### Description of the task
Within the listing below, filter for "title" and copy every matching line.

### Records to process
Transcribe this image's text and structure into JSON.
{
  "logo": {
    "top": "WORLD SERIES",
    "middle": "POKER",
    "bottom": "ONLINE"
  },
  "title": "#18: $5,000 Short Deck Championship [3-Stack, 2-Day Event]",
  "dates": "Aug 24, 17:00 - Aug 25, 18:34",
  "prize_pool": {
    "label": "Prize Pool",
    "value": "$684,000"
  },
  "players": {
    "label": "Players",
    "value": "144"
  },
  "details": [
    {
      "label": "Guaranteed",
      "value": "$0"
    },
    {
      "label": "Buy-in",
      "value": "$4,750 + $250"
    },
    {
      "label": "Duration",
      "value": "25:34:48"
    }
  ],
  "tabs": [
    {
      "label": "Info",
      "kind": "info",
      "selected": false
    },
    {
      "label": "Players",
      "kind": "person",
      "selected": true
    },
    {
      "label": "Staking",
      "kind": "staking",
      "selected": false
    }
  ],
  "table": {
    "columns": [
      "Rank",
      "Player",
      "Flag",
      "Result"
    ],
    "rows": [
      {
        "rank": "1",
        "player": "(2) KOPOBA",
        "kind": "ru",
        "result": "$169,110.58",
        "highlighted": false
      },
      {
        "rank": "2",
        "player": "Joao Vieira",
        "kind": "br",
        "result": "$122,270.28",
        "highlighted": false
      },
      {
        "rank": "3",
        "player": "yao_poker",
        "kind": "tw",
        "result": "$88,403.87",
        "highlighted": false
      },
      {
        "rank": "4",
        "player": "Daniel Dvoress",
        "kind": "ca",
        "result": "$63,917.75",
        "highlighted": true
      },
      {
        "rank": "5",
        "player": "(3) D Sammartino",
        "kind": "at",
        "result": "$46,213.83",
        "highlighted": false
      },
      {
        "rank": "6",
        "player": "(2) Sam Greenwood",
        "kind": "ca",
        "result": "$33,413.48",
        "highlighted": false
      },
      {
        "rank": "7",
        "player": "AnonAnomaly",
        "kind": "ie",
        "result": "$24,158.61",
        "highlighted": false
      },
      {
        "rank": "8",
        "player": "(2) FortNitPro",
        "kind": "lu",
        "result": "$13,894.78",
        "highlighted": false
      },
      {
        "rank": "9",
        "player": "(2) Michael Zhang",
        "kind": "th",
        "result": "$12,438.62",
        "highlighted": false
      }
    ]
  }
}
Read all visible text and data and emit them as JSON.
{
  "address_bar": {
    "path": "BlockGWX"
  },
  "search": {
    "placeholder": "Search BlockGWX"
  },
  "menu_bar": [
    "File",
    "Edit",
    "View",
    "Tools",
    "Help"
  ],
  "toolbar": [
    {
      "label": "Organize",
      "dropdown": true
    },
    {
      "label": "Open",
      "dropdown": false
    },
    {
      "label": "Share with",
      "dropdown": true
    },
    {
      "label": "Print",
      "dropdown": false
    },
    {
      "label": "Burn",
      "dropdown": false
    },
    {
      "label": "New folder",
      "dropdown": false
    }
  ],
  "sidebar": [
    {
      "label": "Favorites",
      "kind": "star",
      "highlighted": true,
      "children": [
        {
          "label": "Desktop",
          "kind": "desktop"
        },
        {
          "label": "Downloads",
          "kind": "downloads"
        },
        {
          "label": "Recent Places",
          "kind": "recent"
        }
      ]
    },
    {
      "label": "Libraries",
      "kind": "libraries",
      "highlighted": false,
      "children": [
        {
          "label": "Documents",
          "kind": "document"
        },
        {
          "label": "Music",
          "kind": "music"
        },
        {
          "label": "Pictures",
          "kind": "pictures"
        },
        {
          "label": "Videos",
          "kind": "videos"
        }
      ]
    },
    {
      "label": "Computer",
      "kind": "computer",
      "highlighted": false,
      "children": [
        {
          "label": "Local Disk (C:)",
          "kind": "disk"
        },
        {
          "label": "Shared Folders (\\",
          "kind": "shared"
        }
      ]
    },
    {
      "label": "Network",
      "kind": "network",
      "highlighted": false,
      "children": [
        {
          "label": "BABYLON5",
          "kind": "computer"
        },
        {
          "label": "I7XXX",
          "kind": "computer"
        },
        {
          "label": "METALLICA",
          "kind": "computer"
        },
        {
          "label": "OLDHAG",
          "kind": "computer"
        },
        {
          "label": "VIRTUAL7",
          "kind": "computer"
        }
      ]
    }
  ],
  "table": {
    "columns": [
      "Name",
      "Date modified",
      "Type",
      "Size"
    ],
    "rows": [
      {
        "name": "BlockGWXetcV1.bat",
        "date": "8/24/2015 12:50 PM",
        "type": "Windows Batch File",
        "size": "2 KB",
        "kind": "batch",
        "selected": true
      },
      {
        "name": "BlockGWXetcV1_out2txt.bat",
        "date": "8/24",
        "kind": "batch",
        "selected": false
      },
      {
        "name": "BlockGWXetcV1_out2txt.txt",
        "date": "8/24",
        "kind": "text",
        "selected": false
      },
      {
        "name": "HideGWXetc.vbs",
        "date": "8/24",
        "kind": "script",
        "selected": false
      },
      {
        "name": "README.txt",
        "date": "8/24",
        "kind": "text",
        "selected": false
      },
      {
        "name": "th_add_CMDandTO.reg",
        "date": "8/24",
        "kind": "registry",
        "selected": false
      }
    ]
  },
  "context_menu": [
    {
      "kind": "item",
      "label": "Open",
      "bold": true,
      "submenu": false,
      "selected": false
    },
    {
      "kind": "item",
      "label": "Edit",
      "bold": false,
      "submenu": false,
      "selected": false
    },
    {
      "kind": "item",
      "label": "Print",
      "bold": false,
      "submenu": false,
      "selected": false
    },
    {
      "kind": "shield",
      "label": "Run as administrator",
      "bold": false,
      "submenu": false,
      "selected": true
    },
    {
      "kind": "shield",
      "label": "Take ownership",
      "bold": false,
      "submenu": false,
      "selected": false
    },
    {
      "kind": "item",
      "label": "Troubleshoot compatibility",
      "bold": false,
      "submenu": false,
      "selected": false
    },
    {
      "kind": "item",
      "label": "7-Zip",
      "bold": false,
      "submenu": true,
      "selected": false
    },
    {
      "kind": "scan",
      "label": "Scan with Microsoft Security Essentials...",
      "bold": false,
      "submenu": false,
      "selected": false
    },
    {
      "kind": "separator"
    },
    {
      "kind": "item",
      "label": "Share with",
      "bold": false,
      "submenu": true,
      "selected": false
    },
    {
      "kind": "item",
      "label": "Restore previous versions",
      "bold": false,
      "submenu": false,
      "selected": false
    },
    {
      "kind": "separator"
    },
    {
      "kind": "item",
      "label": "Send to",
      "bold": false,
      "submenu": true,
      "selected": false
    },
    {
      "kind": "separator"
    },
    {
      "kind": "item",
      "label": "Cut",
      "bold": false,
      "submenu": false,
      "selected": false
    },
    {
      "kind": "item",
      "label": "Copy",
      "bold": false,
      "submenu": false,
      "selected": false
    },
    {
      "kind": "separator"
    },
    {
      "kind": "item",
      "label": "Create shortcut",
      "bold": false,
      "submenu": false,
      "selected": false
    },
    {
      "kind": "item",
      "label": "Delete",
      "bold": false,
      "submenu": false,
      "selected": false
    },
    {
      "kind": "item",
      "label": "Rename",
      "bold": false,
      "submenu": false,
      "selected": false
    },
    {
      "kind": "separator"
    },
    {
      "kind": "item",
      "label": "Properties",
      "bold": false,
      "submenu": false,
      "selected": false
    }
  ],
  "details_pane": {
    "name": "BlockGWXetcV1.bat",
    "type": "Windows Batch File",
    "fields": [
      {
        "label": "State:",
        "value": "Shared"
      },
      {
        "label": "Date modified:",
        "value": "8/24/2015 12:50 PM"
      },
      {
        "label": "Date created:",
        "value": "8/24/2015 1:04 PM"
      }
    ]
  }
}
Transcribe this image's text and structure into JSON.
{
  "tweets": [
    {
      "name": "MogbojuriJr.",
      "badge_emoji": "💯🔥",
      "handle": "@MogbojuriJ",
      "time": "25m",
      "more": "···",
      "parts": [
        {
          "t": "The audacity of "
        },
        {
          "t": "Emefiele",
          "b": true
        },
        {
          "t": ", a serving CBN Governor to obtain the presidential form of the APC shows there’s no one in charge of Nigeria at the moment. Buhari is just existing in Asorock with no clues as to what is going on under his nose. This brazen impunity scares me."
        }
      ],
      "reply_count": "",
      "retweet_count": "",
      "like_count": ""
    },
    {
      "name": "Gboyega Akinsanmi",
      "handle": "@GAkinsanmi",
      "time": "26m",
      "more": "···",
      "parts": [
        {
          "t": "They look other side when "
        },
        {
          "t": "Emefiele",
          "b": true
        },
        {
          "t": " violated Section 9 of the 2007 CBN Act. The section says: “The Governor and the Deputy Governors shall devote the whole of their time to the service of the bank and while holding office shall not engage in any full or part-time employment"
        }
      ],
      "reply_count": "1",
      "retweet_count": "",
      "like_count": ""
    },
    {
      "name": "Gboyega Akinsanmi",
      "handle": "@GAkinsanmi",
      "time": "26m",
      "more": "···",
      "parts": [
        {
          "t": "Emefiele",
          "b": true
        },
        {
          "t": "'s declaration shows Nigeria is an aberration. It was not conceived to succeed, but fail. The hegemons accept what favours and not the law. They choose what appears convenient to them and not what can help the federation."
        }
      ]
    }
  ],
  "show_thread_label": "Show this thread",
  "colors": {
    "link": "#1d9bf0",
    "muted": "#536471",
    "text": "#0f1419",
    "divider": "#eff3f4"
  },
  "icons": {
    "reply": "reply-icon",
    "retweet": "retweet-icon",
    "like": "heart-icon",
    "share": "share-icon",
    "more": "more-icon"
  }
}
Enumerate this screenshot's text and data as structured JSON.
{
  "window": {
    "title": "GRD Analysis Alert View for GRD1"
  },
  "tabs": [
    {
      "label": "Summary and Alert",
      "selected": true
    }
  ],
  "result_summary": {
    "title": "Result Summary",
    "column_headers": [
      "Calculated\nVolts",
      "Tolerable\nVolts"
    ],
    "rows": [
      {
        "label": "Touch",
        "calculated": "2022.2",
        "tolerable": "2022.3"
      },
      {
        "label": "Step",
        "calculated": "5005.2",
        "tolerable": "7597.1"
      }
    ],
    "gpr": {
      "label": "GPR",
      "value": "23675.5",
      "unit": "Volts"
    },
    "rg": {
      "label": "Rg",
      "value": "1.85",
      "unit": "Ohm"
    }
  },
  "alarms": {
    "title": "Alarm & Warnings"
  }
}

### Answer to this exercise
  "title": "#18: $5,000 Short Deck Championship [3-Stack, 2-Day Event]",
    "title": "GRD Analysis Alert View for GRD1"
    "title": "Result Summary",
    "title": "Alarm & Warnings"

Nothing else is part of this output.